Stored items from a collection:
□ □ □
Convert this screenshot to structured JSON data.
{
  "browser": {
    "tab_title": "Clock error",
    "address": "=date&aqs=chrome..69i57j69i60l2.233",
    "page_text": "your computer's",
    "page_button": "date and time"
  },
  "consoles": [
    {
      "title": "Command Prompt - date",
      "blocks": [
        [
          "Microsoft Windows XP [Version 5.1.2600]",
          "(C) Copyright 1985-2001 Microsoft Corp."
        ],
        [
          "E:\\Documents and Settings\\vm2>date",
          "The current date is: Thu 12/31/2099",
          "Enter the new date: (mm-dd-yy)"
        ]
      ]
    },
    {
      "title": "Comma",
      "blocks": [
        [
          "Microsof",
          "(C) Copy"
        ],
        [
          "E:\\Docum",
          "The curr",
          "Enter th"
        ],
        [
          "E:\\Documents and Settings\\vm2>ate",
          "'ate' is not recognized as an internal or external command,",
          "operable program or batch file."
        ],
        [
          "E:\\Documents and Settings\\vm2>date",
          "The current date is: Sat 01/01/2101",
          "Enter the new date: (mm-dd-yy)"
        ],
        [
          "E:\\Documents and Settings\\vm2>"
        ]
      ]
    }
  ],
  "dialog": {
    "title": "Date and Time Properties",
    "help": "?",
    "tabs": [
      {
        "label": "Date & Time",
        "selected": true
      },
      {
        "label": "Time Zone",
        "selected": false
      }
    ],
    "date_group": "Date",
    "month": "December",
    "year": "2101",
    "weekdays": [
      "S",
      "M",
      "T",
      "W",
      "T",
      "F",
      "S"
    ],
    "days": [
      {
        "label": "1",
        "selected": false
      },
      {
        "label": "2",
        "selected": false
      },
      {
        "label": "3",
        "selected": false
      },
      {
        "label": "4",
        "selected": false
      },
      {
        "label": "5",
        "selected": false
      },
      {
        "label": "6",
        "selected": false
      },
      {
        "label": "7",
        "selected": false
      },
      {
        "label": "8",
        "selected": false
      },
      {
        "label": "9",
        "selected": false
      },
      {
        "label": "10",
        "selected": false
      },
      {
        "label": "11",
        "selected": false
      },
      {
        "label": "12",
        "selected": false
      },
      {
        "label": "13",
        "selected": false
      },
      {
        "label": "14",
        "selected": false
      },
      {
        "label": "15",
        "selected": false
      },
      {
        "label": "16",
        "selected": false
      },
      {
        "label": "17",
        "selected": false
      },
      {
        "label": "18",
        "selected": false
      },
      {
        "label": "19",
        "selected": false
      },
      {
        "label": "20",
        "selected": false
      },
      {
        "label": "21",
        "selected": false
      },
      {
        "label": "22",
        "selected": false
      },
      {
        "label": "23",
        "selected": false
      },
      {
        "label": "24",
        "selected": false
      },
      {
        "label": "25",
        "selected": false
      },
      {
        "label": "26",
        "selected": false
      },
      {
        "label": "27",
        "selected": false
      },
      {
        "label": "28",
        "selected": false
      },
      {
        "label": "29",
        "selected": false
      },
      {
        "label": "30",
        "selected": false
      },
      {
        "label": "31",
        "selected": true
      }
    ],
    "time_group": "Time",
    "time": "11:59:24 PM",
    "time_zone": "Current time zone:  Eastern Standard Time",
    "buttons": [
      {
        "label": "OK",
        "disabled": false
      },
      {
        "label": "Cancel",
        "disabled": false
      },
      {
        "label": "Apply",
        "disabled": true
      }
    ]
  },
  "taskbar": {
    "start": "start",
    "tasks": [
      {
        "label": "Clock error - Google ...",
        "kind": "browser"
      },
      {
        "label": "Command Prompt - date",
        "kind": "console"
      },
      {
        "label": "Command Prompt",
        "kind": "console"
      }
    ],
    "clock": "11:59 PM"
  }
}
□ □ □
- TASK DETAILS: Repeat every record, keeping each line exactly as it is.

- ANSWER SPACE:
Convert this screenshot to structured JSON data.
{
  "browser": {
    "tab_title": "Clock error",
    "address": "=date&aqs=chrome..69i57j69i60l2.233",
    "page_text": "your computer's",
    "page_button": "date and time"
  },
  "consoles": [
    {
      "title": "Command Prompt - date",
      "blocks": [
        [
          "Microsoft Windows XP [Version 5.1.2600]",
          "(C) Copyright 1985-2001 Microsoft Corp."
        ],
        [
          "E:\\Documents and Settings\\vm2>date",
          "The current date is: Thu 12/31/2099",
          "Enter the new date: (mm-dd-yy)"
        ]
      ]
    },
    {
      "title": "Comma",
      "blocks": [
        [
          "Microsof",
          "(C) Copy"
        ],
        [
          "E:\\Docum",
          "The curr",
          "Enter th"
        ],
        [
          "E:\\Documents and Settings\\vm2>ate",
          "'ate' is not recognized as an internal or external command,",
          "operable program or batch file."
        ],
        [
          "E:\\Documents and Settings\\vm2>date",
          "The current date is: Sat 01/01/2101",
          "Enter the new date: (mm-dd-yy)"
        ],
        [
          "E:\\Documents and Settings\\vm2>"
        ]
      ]
    }
  ],
  "dialog": {
    "title": "Date and Time Properties",
    "help": "?",
    "tabs": [
      {
        "label": "Date & Time",
        "selected": true
      },
      {
        "label": "Time Zone",
        "selected": false
      }
    ],
    "date_group": "Date",
    "month": "December",
    "year": "2101",
    "weekdays": [
      "S",
      "M",
      "T",
      "W",
      "T",
      "F",
      "S"
    ],
    "days": [
      {
        "label": "1",
        "selected": false
      },
      {
        "label": "2",
        "selected": false
      },
      {
        "label": "3",
        "selected": false
      },
      {
        "label": "4",
        "selected": false
      },
      {
        "label": "5",
        "selected": false
      },
      {
        "label": "6",
        "selected": false
      },
      {
        "label": "7",
        "selected": false
      },
      {
        "label": "8",
        "selected": false
      },
      {
        "label": "9",
        "selected": false
      },
      {
        "label": "10",
        "selected": false
      },
      {
        "label": "11",
        "selected": false
      },
      {
        "label": "12",
        "selected": false
      },
      {
        "label": "13",
        "selected": false
      },
      {
        "label": "14",
        "selected": false
      },
      {
        "label": "15",
        "selected": false
      },
      {
        "label": "16",
        "selected": false
      },
      {
        "label": "17",
        "selected": false
      },
      {
        "label": "18",
        "selected": false
      },
      {
        "label": "19",
        "selected": false
      },
      {
        "label": "20",
        "selected": false
      },
      {
        "label": "21",
        "selected": false
      },
      {
        "label": "22",
        "selected": false
      },
      {
        "label": "23",
        "selected": false
      },
      {
        "label": "24",
        "selected": false
      },
      {
        "label": "25",
        "selected": false
      },
      {
        "label": "26",
        "selected": false
      },
      {
        "label": "27",
        "selected": false
      },
      {
        "label": "28",
        "selected": false
      },
      {
        "label": "29",
        "selected": false
      },
      {
        "label": "30",
        "selected": false
      },
      {
        "label": "31",
        "selected": true
      }
    ],
    "time_group": "Time",
    "time": "11:59:24 PM",
    "time_zone": "Current time zone:  Eastern Standard Time",
    "buttons": [
      {
        "label": "OK",
        "disabled": false
      },
      {
        "label": "Cancel",
        "disabled": false
      },
      {
        "label": "Apply",
        "disabled": true
      }
    ]
  },
  "taskbar": {
    "start": "start",
    "tasks": [
      {
        "label": "Clock error - Google ...",
        "kind": "browser"
      },
      {
        "label": "Command Prompt - date",
        "kind": "console"
      },
      {
        "label": "Command Prompt",
        "kind": "console"
      }
    ],
    "clock": "11:59 PM"
  }
}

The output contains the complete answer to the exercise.